ASSIGNMENT ▸
Return the lines below that contain the word "artists".

AVAILABLE RECORDS ▸
▶

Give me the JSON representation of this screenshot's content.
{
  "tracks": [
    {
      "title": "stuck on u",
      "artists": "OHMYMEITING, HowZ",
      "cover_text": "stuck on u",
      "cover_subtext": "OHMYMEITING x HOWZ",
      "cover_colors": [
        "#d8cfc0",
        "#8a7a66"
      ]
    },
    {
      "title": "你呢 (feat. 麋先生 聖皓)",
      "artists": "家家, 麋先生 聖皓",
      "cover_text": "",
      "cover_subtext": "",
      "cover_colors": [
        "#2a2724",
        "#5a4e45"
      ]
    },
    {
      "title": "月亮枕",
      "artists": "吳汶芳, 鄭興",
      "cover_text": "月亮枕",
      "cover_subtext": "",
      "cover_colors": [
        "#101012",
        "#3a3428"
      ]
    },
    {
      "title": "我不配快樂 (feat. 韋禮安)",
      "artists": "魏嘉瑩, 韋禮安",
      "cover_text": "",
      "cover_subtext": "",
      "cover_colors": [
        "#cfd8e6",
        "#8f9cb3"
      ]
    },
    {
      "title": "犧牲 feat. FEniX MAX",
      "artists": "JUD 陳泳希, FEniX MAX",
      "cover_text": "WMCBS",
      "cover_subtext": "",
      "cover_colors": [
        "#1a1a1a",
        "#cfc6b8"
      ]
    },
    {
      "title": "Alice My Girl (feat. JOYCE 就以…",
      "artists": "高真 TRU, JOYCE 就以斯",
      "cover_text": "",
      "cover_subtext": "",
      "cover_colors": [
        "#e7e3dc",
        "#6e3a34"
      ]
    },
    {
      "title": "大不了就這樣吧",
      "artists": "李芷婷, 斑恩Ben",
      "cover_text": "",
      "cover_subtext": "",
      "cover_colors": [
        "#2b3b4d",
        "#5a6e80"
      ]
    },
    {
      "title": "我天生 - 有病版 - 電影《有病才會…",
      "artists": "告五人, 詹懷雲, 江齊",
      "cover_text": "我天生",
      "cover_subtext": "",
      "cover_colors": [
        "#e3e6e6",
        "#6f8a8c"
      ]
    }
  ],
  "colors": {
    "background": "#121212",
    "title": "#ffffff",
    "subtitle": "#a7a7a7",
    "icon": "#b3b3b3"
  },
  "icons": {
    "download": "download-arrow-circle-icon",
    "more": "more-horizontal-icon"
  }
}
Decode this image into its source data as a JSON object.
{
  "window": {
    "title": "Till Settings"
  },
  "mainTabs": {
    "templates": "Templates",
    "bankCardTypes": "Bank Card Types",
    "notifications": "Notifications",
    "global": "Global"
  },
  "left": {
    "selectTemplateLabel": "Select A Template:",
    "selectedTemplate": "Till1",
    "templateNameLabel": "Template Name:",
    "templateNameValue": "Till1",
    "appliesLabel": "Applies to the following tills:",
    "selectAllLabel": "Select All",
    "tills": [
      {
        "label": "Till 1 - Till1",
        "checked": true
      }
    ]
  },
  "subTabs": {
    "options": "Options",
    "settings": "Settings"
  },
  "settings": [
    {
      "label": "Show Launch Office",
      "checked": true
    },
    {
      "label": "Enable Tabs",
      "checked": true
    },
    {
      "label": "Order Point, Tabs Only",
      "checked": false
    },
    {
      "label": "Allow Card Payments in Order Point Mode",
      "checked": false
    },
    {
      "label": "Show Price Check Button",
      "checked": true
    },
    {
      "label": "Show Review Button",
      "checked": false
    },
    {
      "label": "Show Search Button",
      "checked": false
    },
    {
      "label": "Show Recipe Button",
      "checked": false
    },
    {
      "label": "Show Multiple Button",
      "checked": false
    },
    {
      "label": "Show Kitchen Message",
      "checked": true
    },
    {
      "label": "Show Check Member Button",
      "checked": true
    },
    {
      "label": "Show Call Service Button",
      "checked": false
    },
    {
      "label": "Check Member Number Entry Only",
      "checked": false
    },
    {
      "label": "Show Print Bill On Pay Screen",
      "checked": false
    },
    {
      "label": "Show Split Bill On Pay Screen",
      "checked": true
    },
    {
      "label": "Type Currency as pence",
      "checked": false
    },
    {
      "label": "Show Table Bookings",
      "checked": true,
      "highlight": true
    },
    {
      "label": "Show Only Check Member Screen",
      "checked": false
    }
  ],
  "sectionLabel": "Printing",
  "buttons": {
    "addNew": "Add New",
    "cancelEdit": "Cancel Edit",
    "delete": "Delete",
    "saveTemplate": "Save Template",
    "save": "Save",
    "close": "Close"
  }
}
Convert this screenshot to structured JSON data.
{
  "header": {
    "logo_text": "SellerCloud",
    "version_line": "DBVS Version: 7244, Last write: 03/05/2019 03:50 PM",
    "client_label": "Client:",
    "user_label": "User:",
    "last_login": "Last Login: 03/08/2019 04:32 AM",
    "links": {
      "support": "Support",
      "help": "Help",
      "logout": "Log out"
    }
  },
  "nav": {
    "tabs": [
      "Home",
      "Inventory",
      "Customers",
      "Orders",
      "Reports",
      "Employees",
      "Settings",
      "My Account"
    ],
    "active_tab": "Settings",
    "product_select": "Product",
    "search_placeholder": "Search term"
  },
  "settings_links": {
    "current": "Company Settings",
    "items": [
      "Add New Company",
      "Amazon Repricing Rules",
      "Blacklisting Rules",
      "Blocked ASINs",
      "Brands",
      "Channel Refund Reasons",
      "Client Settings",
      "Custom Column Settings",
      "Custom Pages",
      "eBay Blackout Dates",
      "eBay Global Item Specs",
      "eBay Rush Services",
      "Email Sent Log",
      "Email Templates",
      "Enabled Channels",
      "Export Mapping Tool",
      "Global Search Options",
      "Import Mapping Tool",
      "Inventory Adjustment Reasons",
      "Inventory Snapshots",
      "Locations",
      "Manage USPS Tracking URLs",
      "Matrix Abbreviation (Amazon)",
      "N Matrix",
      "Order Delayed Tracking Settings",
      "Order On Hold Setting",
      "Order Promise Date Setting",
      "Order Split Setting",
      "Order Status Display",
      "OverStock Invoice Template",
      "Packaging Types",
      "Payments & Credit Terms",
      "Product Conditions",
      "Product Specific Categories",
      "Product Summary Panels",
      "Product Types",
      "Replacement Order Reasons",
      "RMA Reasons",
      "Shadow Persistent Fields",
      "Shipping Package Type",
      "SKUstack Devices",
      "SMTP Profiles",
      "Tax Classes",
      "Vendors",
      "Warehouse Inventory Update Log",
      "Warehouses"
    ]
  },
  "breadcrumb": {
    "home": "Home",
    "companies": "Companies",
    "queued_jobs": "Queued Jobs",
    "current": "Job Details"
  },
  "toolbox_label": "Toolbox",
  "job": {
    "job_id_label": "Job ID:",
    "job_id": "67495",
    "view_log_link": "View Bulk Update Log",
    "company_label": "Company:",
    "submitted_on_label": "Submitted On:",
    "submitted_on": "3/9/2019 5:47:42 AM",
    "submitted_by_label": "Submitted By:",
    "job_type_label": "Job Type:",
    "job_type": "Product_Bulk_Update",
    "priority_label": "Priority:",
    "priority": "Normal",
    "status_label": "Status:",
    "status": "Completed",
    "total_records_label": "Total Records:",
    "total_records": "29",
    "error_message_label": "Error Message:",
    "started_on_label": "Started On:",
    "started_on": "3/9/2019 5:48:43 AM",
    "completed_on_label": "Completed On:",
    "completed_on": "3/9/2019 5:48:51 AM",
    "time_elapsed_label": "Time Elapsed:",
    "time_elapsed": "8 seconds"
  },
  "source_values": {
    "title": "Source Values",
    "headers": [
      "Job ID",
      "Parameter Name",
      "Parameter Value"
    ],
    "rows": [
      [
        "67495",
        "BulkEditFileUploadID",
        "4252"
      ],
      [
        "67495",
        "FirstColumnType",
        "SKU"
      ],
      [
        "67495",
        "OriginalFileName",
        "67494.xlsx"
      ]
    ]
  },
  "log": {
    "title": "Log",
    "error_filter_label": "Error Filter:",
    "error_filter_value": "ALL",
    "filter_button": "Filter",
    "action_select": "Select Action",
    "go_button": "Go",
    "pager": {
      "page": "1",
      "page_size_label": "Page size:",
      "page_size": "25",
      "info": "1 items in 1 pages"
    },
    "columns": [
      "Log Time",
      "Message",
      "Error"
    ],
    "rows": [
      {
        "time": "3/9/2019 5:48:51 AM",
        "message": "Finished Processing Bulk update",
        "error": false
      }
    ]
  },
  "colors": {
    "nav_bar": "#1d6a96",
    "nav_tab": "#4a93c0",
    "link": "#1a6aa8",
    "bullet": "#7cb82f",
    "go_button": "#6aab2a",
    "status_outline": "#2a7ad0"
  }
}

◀

RESPONSE BELOW ▸
      "artists": "OHMYMEITING, HowZ",
      "artists": "家家, 麋先生 聖皓",
      "artists": "吳汶芳, 鄭興",
      "artists": "魏嘉瑩, 韋禮安",
      "artists": "JUD 陳泳希, FEniX MAX",
      "artists": "高真 TRU, JOYCE 就以斯",
      "artists": "李芷婷, 斑恩Ben",
      "artists": "告五人, 詹懷雲, 江齊",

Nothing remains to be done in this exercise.